June 8 Dark of the Moon viewing at the Fox Observatory. Click for MAP. Public is welcome. Please read weather information in SIDEBAR.
Please note that we ask for you to walk to the observatory (red flashlights are preferred, but point all lights downwards please). NOTE: ALL observing events require clear skies. If it is overcast or raining, observing will NOT be possible so if you arrive at the venue under those conditions, there may not be any BAS members there. See info above for contact phone numbers and emails if you are unsure about whether to attend due to weather. When visiting the Fox Observatory, please park at the main lot by the Learning Centre. Parking near the Fox is reserved for disability access and equipment drop-off.

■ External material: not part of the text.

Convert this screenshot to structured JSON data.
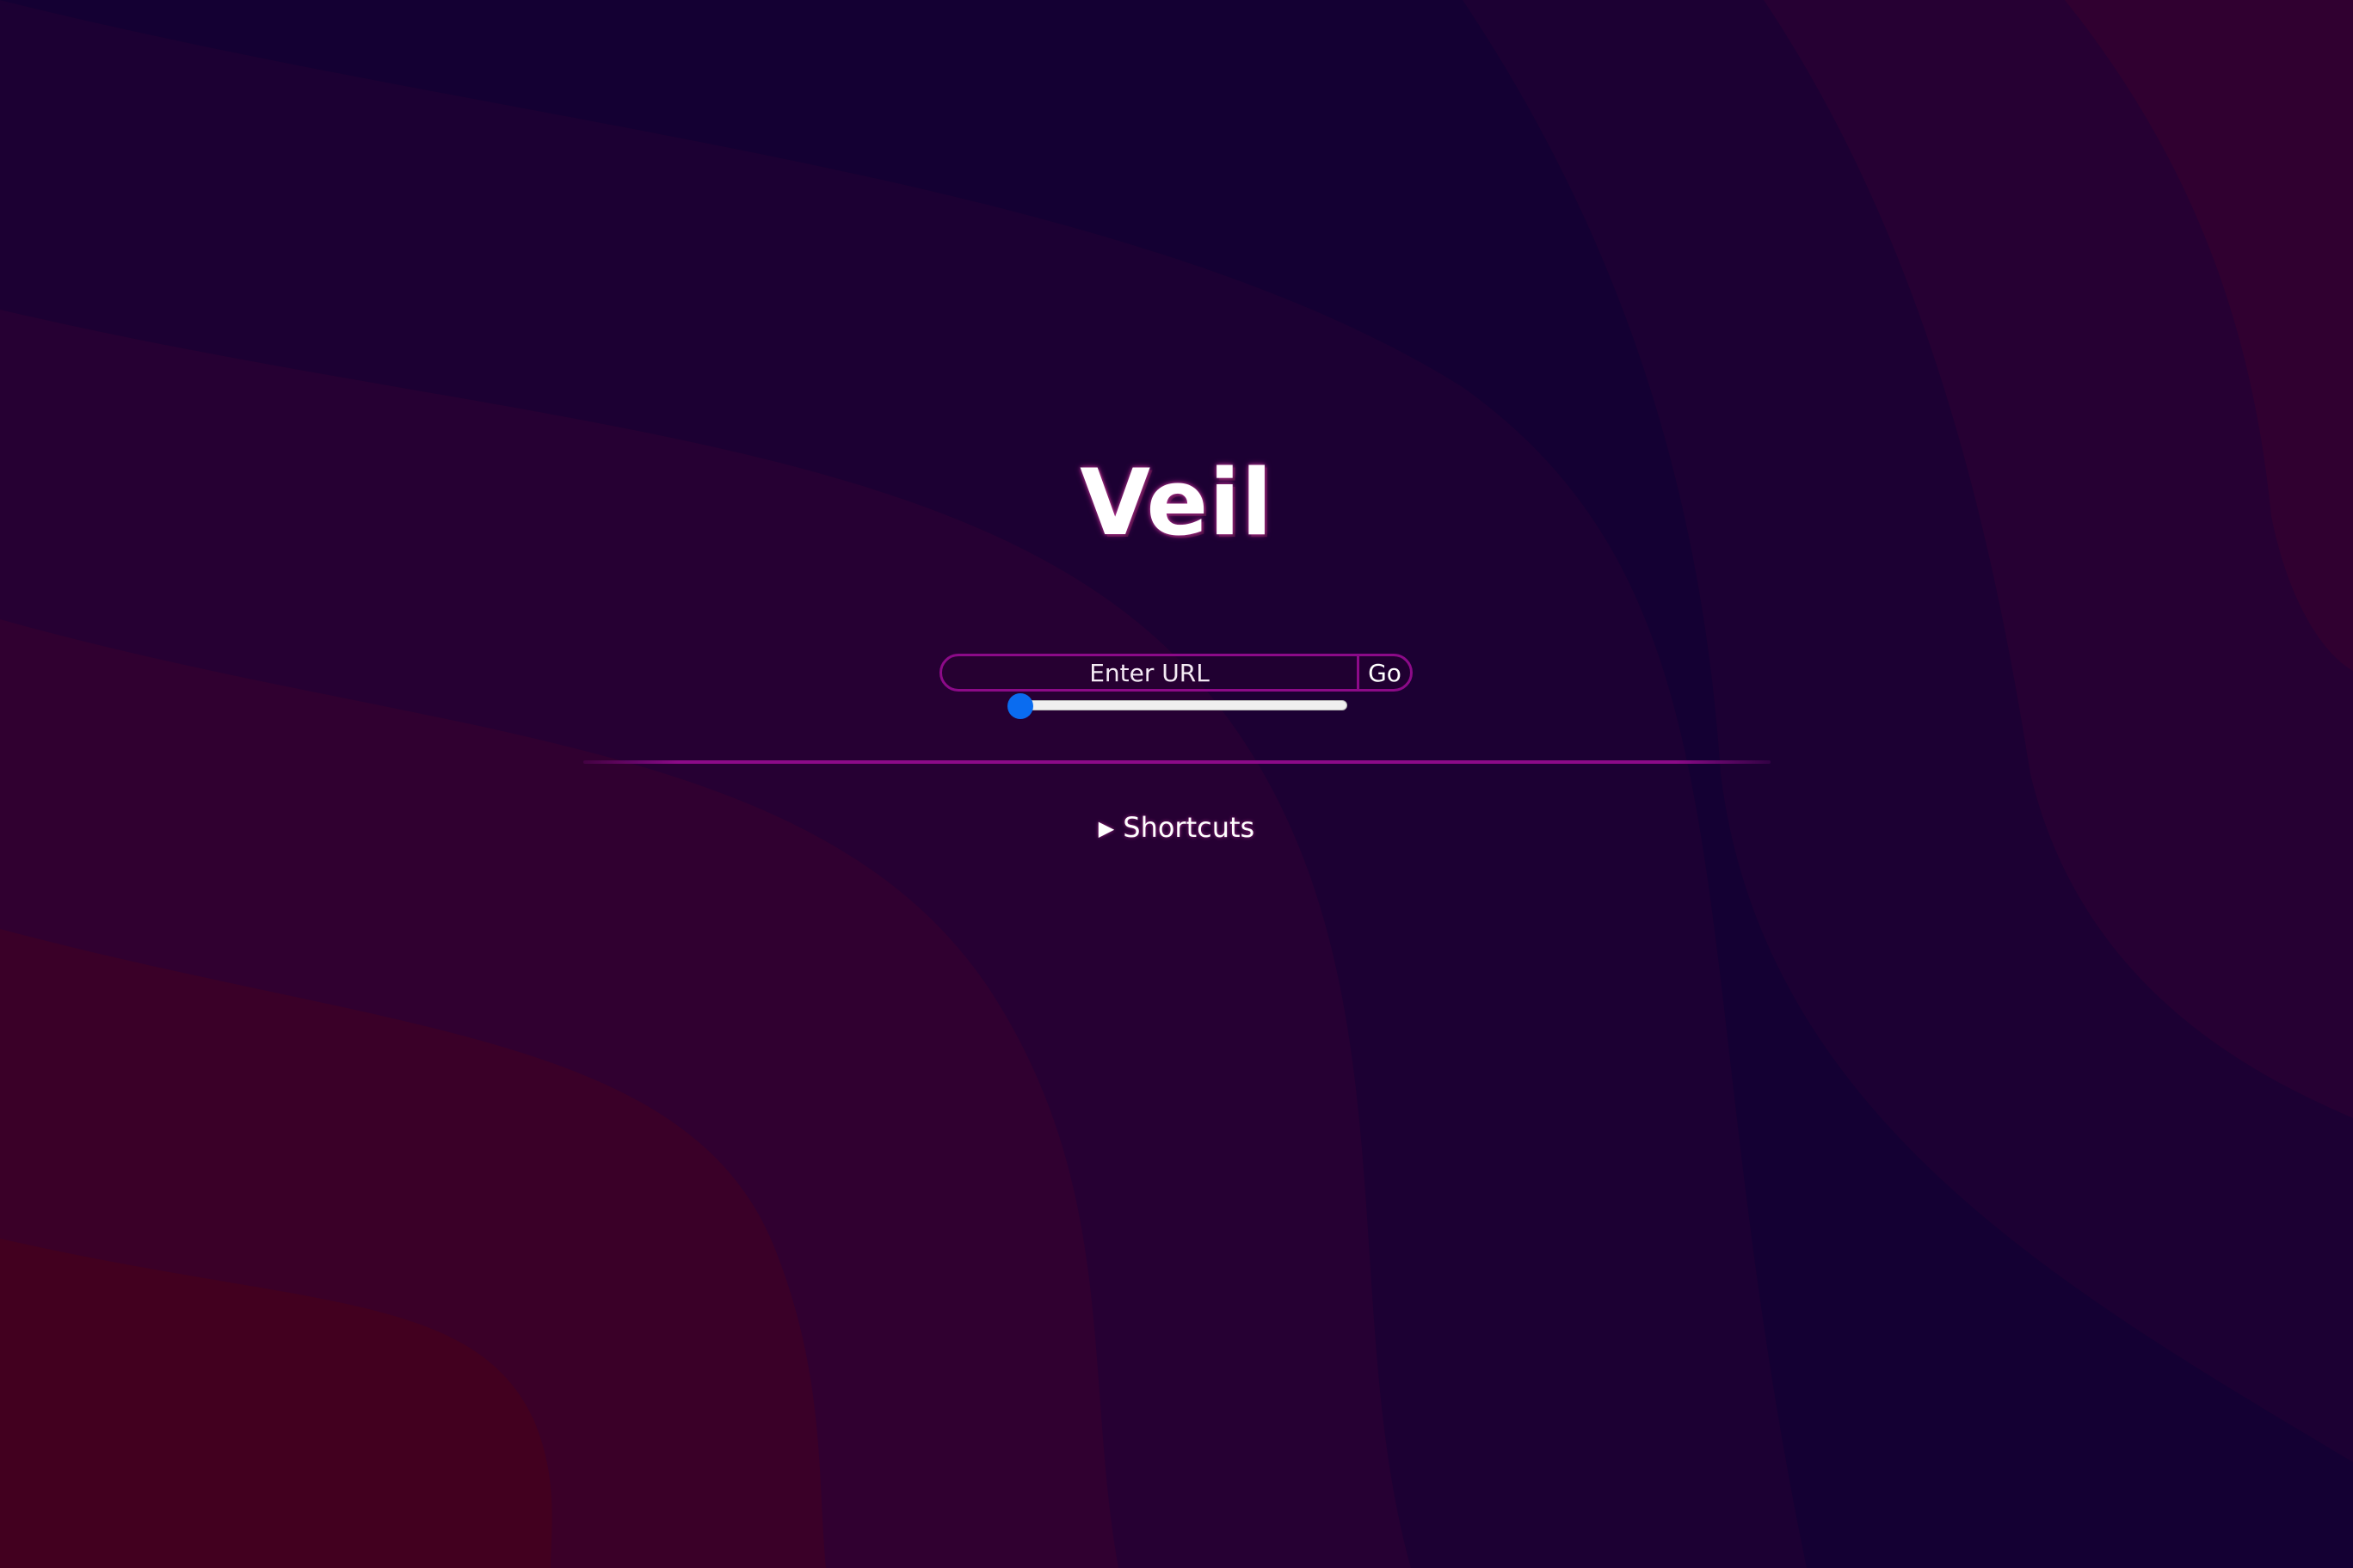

June 10 Jupiter at Opposition The “King Planet”, Jupiter is now more easily visible in the late evening and rises in the east around the time of sunset. By June 10, Jupiter is rising in the east at sunset and in the skly all night long. Jupiter viewing season has begun, and not far behind is Saturn, rising only about 2 hours later. The disk of Jupiter is the largest of the planets except for the times when Venus gets closest to Earth (early in 2019 and again in Jan 2020). At opposition this time, Jove’s disc is a whopping 46 minutes of arc across while Venus on the opposite side of the solar system from us is a tiny 10 second disc (only at its best does it beat Jupiter with a 50 minute diameter). Jupiter features cloud bands and a Red Spot top look for as well as a constantly changing display of 4 moons circling the planet changing positions form night to night (and even after only a few hours of watching). Jupiter shines at -2.6 magnitude, outdone only by Venus, the Moon and Sun, of course.

June 17 to 19 Mars and Mercury Really close above western horizon
There is a close pass (appulse) of Mars and Mercury on June 18 in the evening sky after the light from sunset has gone. The closest separation between the two is 18’ 34” just as the pair set on June 18 around 10:45 pm so there is a good hour of dark sky ahead of that. Compare this separation to the Moon’s width of 31 minutes of arc. A medium power eyepiece will show both nicely in the same field of view. The disc is a tiny 3.7 arc-seconds across (compared to 24” last year). All you will see is that it has a slightly reddish tint. Mercury, is not huge but still twice the size of Mars, at 7.4”. At higher power, you may notice that Mercury is “half-lit” like a FQ Moon. Even an hour after sunset, the pair are low, only 5 degrees above the horizon. Clear skies are necessary! See SKY SIGHTS for more.

June 21 Summer Solstice Celebration at Keppel Henge. Click for More Info. Public is welcome. Come join BAS and local tai-chi practitioners as they celebrate the start of summer at a classic stone monolith. The Sun reaches its highest point at 1:24 pm DST and that is when the shadow of the pointer crosses the summer solstice stone. Bring a lunch and have a picnic and enjoy the show which will include views of the solar surface with a variety of solar telescopes brought by members of the Bluewater Astronomical Society.